The UFW also keeps in regular contact with 50,000-plus farm workers—most of them non-union—through a Facebook page and other platforms in Spanish exclusively for agricultural workers. We conduct surveys and receive a stream of comments and reports. They show too many non-union farm employers have not taken proper precautions to protect workers from the virus and provide required PPEs.
Early in the pandemic, the UFW and other food industry unions helped convince Governor Newsom to require two weeks paid sick leave for all food workers, including farm workers.
A partnership with UFW Foundation, the UFW and chef Jose Andres’ World Central Kitchen distributed nearly 190,000 fresh meals prepared by local restaurants to field workers across California between April and August. We continue distributing emergency boxes with help from local food banks.
And the UFW and UFW Foundation are distributing hundreds of thousands of surgical masks to protect against the virus—plus hundreds of thousands of N-95 or equivalent respiratory masks to protect against wildfire smoke.
For me, this work is personal. It has to do with the fact I am a Latina and an immigrant.
I fasted not long ago for five days in Seattle over the retaliation endured by Pacific Northwest dairy workers who complained about grievances such as being cheated out of their pay.
I led a delegation of labor leaders, elected officials and dairy workers to the Seattle headquarters of a big corporation that buys from these dairies. After much rhetorical pushback against security guards, a company official finally came out to meet with us.
“There is nothing I can do,” this man claimed. He said to send our grievances in writing so they could investigate. “We can’t take sides,” he added.
“We’re not asking you to take sides,” I replied. “We’re just asking you to get the dairies to meet with us.” He still resisted.
Then one of the immigrant dairy workers, Josephina Luciano, stepped forward. She had been kicked in the face by a cow, knocking out 11 of her teeth. She nearly died.
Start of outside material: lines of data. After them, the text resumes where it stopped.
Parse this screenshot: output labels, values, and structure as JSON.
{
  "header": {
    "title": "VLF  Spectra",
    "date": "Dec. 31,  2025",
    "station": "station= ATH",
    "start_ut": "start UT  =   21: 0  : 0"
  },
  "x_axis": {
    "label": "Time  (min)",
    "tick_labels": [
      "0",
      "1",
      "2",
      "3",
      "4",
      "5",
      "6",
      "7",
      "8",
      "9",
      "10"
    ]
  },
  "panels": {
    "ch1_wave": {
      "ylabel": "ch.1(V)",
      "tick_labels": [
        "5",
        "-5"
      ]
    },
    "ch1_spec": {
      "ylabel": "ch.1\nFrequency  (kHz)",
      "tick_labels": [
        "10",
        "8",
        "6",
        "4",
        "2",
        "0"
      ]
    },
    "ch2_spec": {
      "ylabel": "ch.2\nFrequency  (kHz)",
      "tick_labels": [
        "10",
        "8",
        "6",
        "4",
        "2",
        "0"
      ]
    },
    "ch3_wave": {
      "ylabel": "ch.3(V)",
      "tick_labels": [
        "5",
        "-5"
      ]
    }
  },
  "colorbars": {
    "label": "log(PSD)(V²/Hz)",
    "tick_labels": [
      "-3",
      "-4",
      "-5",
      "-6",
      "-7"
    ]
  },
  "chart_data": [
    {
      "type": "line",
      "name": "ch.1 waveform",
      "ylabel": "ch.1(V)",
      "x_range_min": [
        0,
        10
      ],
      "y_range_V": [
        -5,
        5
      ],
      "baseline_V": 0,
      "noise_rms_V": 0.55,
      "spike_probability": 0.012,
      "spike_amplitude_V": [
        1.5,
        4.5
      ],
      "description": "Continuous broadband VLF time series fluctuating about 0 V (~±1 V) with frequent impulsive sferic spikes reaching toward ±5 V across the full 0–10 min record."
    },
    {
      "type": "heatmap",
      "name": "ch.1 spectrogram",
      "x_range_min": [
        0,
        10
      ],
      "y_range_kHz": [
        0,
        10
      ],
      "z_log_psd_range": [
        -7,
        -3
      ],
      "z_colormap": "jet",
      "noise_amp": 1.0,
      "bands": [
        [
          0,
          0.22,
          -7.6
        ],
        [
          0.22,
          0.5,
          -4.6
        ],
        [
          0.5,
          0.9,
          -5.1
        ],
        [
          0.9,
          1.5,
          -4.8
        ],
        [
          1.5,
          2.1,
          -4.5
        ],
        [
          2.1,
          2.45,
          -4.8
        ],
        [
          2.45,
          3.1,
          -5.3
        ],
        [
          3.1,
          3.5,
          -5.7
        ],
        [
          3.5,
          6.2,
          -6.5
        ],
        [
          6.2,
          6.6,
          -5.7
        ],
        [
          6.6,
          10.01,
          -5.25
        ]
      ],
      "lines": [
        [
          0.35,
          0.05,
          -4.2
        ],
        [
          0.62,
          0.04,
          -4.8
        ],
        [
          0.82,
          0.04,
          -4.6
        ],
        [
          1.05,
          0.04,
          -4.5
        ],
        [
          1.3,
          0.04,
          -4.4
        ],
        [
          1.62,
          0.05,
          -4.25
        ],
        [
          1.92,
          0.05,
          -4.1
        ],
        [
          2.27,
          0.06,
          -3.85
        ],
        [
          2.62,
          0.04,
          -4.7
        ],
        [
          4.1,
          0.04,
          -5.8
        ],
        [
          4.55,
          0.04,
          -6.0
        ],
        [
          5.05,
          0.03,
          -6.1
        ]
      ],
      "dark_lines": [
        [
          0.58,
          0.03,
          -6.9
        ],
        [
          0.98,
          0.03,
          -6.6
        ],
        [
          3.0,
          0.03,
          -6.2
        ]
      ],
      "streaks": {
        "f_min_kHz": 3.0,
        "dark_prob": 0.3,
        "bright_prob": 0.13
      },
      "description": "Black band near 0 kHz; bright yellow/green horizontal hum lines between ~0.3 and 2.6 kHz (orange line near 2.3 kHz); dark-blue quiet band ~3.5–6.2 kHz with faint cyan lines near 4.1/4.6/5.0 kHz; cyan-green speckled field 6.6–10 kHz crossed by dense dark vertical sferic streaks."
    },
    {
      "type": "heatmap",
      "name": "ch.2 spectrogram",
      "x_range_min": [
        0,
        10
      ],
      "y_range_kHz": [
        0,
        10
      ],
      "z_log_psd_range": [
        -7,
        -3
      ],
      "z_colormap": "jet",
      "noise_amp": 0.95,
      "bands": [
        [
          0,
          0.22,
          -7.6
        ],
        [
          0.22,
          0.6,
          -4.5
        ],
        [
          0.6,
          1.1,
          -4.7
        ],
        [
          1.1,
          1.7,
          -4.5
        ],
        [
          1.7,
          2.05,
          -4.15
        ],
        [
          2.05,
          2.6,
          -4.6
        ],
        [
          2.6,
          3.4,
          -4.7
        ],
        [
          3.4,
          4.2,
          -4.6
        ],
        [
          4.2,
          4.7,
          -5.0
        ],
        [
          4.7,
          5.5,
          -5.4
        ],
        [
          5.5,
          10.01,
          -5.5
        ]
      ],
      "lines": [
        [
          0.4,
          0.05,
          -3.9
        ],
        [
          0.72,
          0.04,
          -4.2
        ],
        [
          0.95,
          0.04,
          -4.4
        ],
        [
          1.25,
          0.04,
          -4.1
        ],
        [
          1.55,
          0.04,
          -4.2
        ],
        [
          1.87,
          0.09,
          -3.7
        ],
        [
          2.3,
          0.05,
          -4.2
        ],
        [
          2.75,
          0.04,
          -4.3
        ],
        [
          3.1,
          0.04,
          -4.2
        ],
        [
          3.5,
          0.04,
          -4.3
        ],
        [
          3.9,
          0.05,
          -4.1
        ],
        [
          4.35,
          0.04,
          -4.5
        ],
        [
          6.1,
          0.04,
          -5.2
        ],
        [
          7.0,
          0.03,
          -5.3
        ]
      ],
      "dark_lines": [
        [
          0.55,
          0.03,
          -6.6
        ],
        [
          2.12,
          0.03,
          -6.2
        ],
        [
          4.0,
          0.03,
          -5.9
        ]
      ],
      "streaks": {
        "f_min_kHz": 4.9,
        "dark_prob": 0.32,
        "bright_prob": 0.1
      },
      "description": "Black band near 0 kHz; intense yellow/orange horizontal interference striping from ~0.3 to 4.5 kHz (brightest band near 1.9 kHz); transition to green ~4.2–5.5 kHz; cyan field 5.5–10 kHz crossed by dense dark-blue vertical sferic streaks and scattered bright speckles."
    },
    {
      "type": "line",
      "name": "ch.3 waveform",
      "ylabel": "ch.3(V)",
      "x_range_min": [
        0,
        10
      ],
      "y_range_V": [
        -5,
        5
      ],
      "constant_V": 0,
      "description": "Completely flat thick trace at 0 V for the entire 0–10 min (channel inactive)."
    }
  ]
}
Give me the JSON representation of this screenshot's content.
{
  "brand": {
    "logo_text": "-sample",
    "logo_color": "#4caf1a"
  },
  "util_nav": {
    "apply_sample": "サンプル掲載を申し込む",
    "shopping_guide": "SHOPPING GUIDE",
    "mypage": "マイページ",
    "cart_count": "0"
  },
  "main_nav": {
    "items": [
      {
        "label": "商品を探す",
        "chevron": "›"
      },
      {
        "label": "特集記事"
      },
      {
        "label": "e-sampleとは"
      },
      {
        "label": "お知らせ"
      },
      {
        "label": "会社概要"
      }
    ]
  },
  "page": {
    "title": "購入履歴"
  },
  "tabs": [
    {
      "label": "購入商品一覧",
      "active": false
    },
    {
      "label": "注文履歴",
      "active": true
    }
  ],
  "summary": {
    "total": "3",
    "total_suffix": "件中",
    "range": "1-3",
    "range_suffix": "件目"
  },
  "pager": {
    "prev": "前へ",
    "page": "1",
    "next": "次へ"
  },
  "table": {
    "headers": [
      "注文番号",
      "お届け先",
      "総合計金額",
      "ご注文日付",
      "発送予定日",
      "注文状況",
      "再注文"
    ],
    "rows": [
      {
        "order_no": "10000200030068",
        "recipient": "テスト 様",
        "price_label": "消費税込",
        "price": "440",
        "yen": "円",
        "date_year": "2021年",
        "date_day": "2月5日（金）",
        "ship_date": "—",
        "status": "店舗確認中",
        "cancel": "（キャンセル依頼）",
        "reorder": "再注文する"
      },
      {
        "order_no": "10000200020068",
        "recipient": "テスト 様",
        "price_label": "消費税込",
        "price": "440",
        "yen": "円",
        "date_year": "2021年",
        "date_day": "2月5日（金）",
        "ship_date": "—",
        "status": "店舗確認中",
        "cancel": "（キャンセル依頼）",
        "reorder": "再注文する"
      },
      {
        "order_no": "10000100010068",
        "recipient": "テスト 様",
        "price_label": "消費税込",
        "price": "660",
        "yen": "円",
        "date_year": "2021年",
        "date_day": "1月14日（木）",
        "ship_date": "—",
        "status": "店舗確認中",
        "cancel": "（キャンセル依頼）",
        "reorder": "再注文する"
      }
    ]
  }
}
For a long time she couldn’t even kiss her three young children.
“If you won’t talk or listen to me, then at least look at me,” Josephina demanded in Spanish—and she opened wide her disfigured mouth. “I was kicked by a cow. I was in a pool of my own blood, and no one even knew how to call an ambulance. Later my employer falsely claimed I was not a full-time worker and I lost my workers’ comp benefits.”
The company representative soon had tears in his eyes. “There are other workers who want to share their stories,” I told him, and offered to translate.
“No, I’m from Puerto Rico,” he said. “I speak Spanish.”
Another female dairy worker spoke about how her husband had to watch as she was sexually harassed—silently because they had a family to support and couldn’t risk their jobs. A male dairy worker said he wished he was treated as well as the cows he tends.
I have a passion within me to help Josephina Luciano and other immigrant farm workers change their lives.